The senior management of RFTA is currently planning on cuts that would reduce the hours that fare buses in the valley operate. Buses currently operate from 4:35 a.m. to 2:15 a.m. The proposal is to reduce hours to 6 a.m. to 12:15 a.m.
The Snowmass Village fare bus would be cut back to one run per hour between 6 a.m. and 4:15 p.m. during the winter.
Weekend service to Rifle would be eliminated, and the 1 a.m. and 1 p.m. trips between Rifle and Glenwood Springs would be cut on weekdays.
Woody Creek service would be cut for winter and summer seasons.
Some direct service between downvalley and Snowmass Village would be cut during winters.

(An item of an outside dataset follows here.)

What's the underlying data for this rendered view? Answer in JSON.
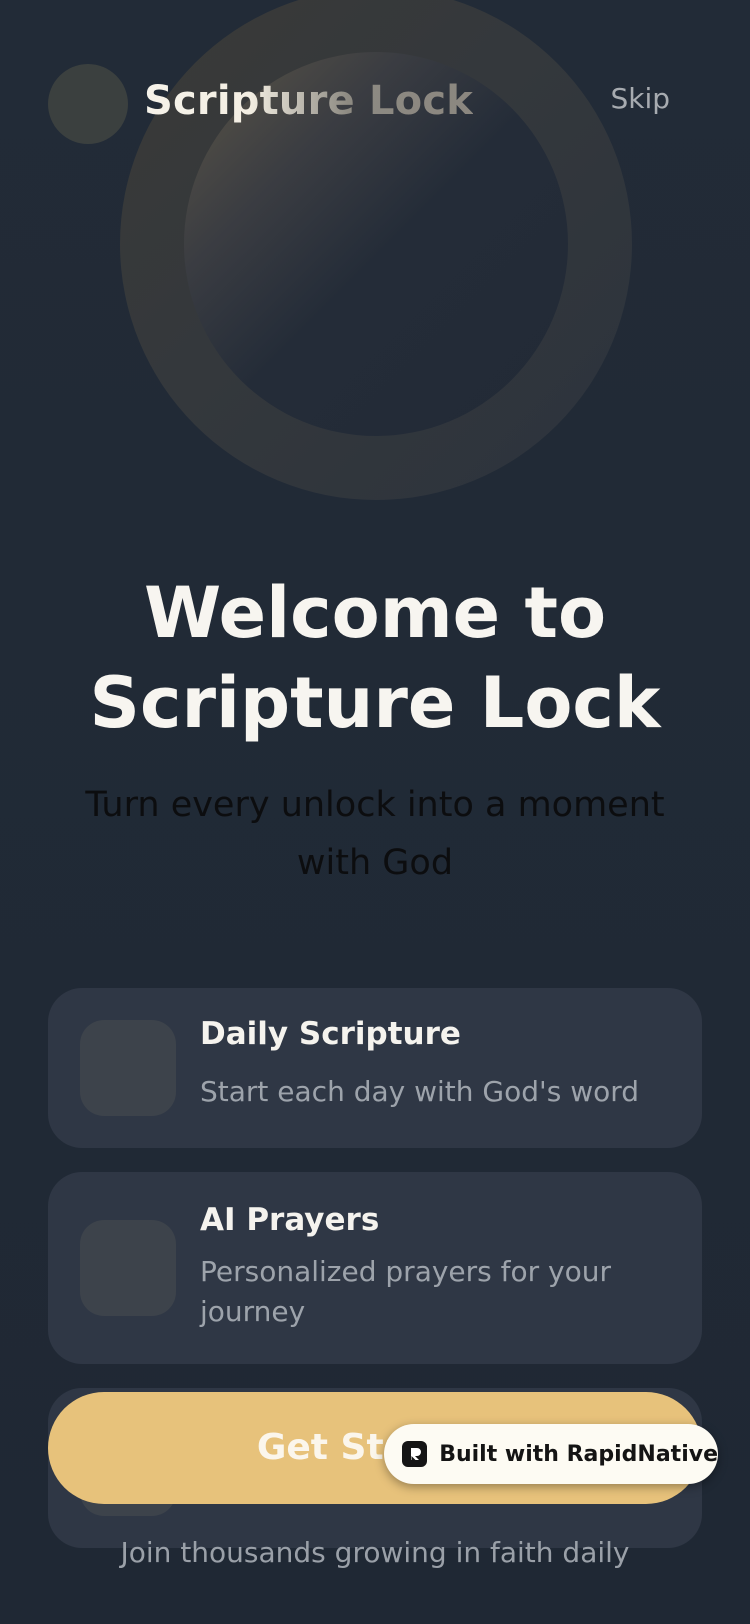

Those reductions are needed, Blankenship said, because revenues have dropped so drastically in the post-9/11 economy. Sales taxes and a use tax generated $5.48 million in 2001. The amount fell 6.3 percent in 2002 and was projected to fall another 4.2 percent this year.
RFTA anticipates flat sales and use-tax revenues in 2004 and modest increases in 2005 and 2006, according to budget documents released in June. Sales and use taxes account for nearly one-third of the agency’s revenues. Fares generate another 17 percent. The largest share, 34 percent in the 2003 budget, come from service contracts with local governments and entities.
“If we had not had a recession we’d be in much better shape,” said Blankenship. He estimated the agency would have about $2 million more per year.
“Money we thought we were going to have for capital improvements just isn’t there,” said Blankenship. So the agency is falling behind on its bus replacement schedule. Now even the operating budget must be cut.
The budget for next year was made even bleaker because of a decision by the Elected Officials Transportation Committee, made up of elected officials in Aspen, Snowmass Village and Pitkin County. That organization, known as EOTC, has indicated it won’t contribute to RFTA next year. EOTC contributed $565,000 for RFTA operations this year.
RFTA’s first draft of a budget for 2004 indicated its deficit would be $1.14 million if cuts weren’t made to bus service and $478,500 even with the cuts to service and other reductions.
If elected officials from the upper valley decided to make a contribution from EOTC’s fund for transit needs, some of the bus service proposed to be cut may be restored.
Blankenship said he is preparing a memo that outlines for the upper-valley governments specific dollar amounts associated with specific bus cuts. He said some elected officials have told him they would like to see that information to help determine if revenues should be provided from the EOTC fund.
Scott Condon’s e-mail address is email@example.com